My O Gauge Journal on
 Modelling the GWR

A personal Journey

Motorising the tippler

Based on the layout of the Meccano document I have purchased a number of Tamiya brackets, shafts sprocket and chain sets, motor and gearbox sets and worm screws and cogs from Pages of Tools, (see links top right of this page) .

Below is an early mockup of the cradle for the wagon. I have put a wagon locking beam on the main axle. The idea is that as the wagon platform rotates upwards and in a clockwise manner so the locking beam will bear down on the wagon to hold it steady while it continues to be rotated and empty its contents into a hopper below. A backplate will be needed to stop the wagon moving against the main axle.


Here is the compiled model in styrene and wood with brass shafts and bearings. How this came about is accessed by clicking here.

To drive this arrangement I will put flexible racks on the large semicircular counter balances and drive them with a worm gear arrangement.

Here is a mock-up of the arrangement:- click for a larger view


The flexible rack has been fixed to the tippler with a small screw at each end of the track, (its a shame they are bright blue!). Once the position is seen to be accurate I will glue it in place and paint them grey.

Both the track and the brass gears rotating the track are from Motionco. The electric motor kit and plastic gearing are from Technobots. As a loose fit it appears to work. the motor will be hidden by a small building but this will be fitted after the main building for the tippler has been put together and built around the tippler lifting mechanism.

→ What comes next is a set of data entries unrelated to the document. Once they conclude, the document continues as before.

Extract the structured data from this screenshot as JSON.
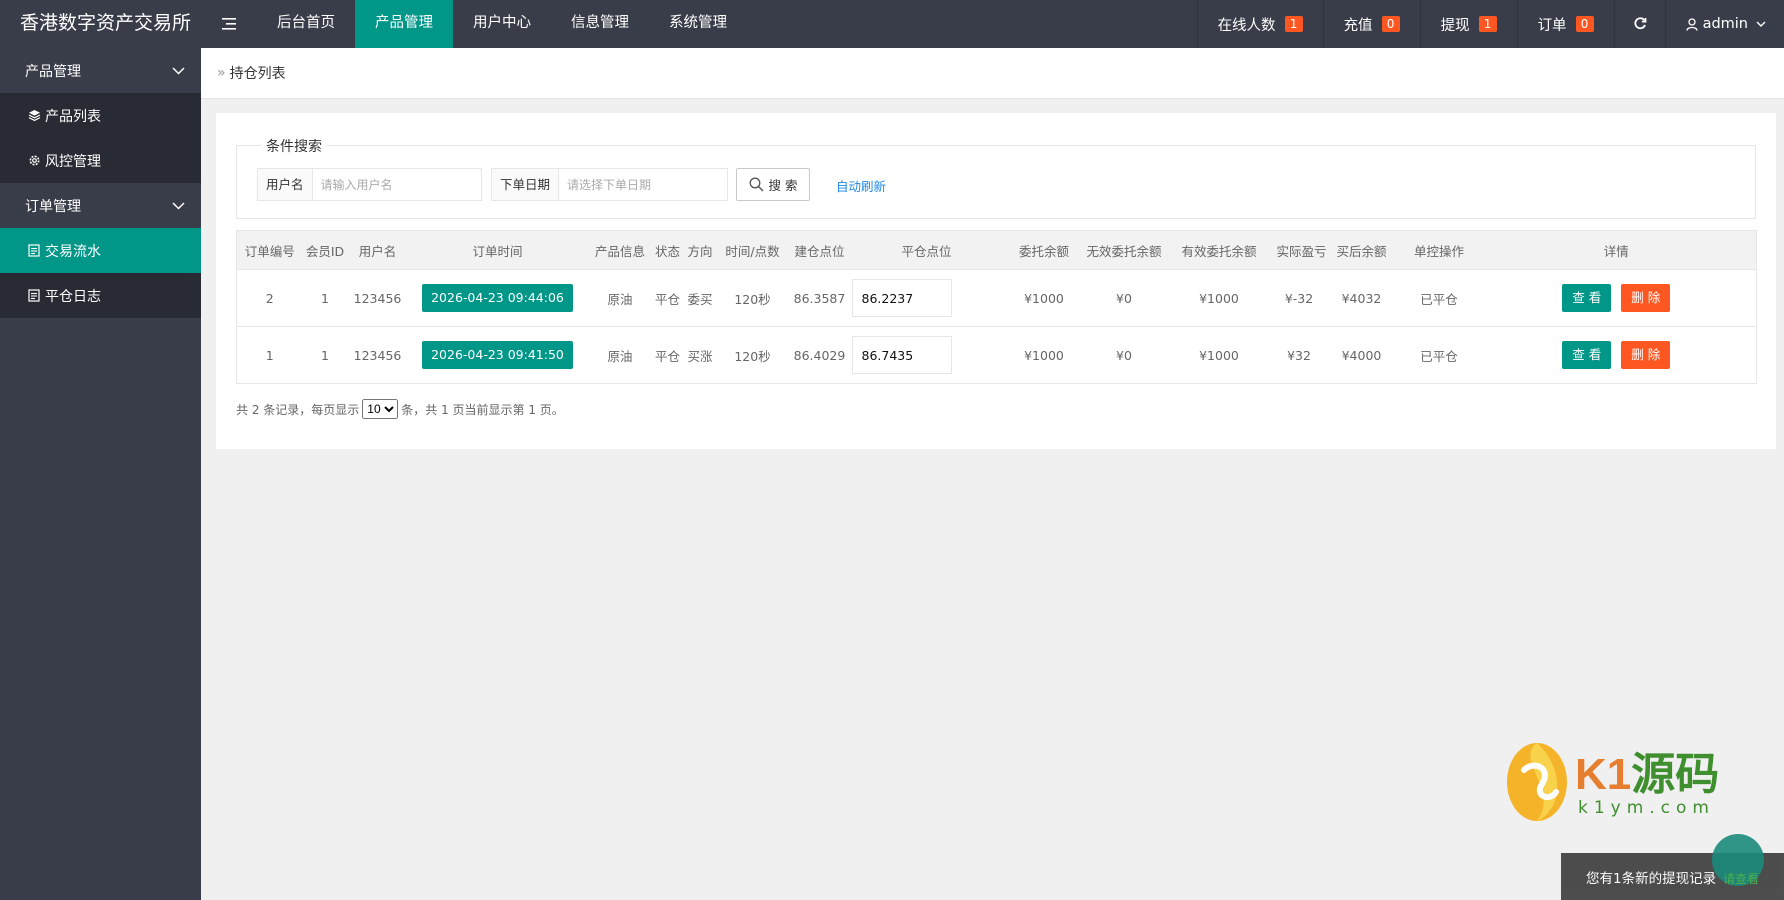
{
  "header": {
    "logo": "香港数字资产交易所",
    "nav": [
      {
        "label": "后台首页",
        "active": false
      },
      {
        "label": "产品管理",
        "active": true
      },
      {
        "label": "用户中心",
        "active": false
      },
      {
        "label": "信息管理",
        "active": false
      },
      {
        "label": "系统管理",
        "active": false
      }
    ],
    "right": {
      "online": {
        "label": "在线人数",
        "count": "1"
      },
      "recharge": {
        "label": "充值",
        "count": "0"
      },
      "withdraw": {
        "label": "提现",
        "count": "1"
      },
      "orders": {
        "label": "订单",
        "count": "0"
      },
      "user": "admin"
    }
  },
  "sidebar": {
    "groups": [
      {
        "label": "产品管理",
        "items": [
          {
            "label": "产品列表",
            "icon": "cube-icon"
          },
          {
            "label": "风控管理",
            "icon": "gear-icon"
          }
        ]
      },
      {
        "label": "订单管理",
        "items": [
          {
            "label": "交易流水",
            "icon": "document-icon",
            "active": true
          },
          {
            "label": "平仓日志",
            "icon": "document-icon"
          }
        ]
      }
    ]
  },
  "breadcrumb": {
    "sep": "»",
    "current": "持仓列表"
  },
  "search": {
    "legend": "条件搜索",
    "username_label": "用户名",
    "username_placeholder": "请输入用户名",
    "date_label": "下单日期",
    "date_placeholder": "请选择下单日期",
    "button": "搜 索",
    "auto_refresh": "自动刷新"
  },
  "table": {
    "headers": [
      "订单编号",
      "会员ID",
      "用户名",
      "订单时间",
      "产品信息",
      "状态",
      "方向",
      "时间/点数",
      "建仓点位",
      "平仓点位",
      "委托余额",
      "无效委托余额",
      "有效委托余额",
      "实际盈亏",
      "买后余额",
      "单控操作",
      "详情"
    ],
    "rows": [
      {
        "id": "2",
        "member_id": "1",
        "username": "123456",
        "time": "2026-04-23 09:44:06",
        "product": "原油",
        "status": "平仓",
        "direction": "委买",
        "duration": "120秒",
        "open_price": "86.3587",
        "close_price": "86.2237",
        "entrust": "¥1000",
        "invalid": "¥0",
        "valid": "¥1000",
        "pnl": "¥-32",
        "after": "¥4032",
        "control": "已平仓",
        "view": "查 看",
        "delete": "删 除"
      },
      {
        "id": "1",
        "member_id": "1",
        "username": "123456",
        "time": "2026-04-23 09:41:50",
        "product": "原油",
        "status": "平仓",
        "direction": "买涨",
        "duration": "120秒",
        "open_price": "86.4029",
        "close_price": "86.7435",
        "entrust": "¥1000",
        "invalid": "¥0",
        "valid": "¥1000",
        "pnl": "¥32",
        "after": "¥4000",
        "control": "已平仓",
        "view": "查 看",
        "delete": "删 除"
      }
    ]
  },
  "pager": {
    "prefix": "共 2 条记录，每页显示",
    "page_size": "10",
    "suffix": "条，共 1 页当前显示第 1 页。"
  },
  "watermark": {
    "brand_a": "K1",
    "brand_b": "源码",
    "url": "k1ym.com"
  },
  "toast": {
    "message": "您有1条新的提现记录",
    "float_label": "请查看"
  }
}
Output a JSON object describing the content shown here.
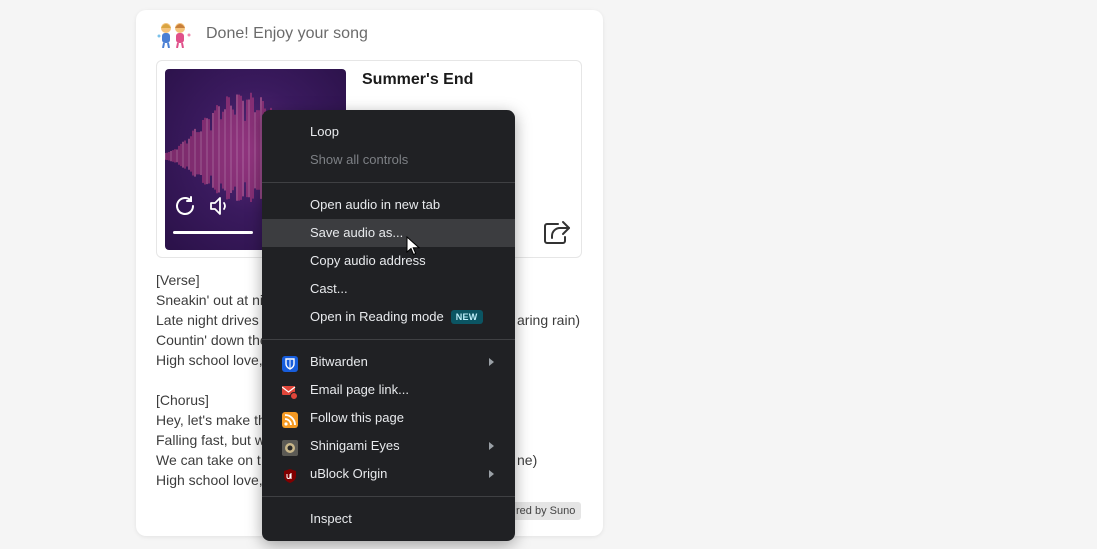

Squaring up the track on the platform with the track leading up to it is also crucial. As the tippler track rotates, the inside line must not be any higher than the lead-in track or the wagons will tend to derail easily. Therefore getting the height of the rotating axle right is very important. And yes there were alignment issues as the lifting arms were a little out of true. So to get around this I made flexible axle supports for the driving gear as shown here:

Theses were made up of a spring resting on a washer as shown as the track arms rotated and moved out of true the supports also moved maintaining the right aboumt of adhesion. The right hand support only had one screw to hold it in place as shown here:

Sometimes the simplest of solutions are the best!

By now i have replaced the motor and gears with a stepper motor to be driven by an Arduino Uno board which will require a bit of programming, (more on that in the other sections on this project).


Motor and gear work


Pages of Tools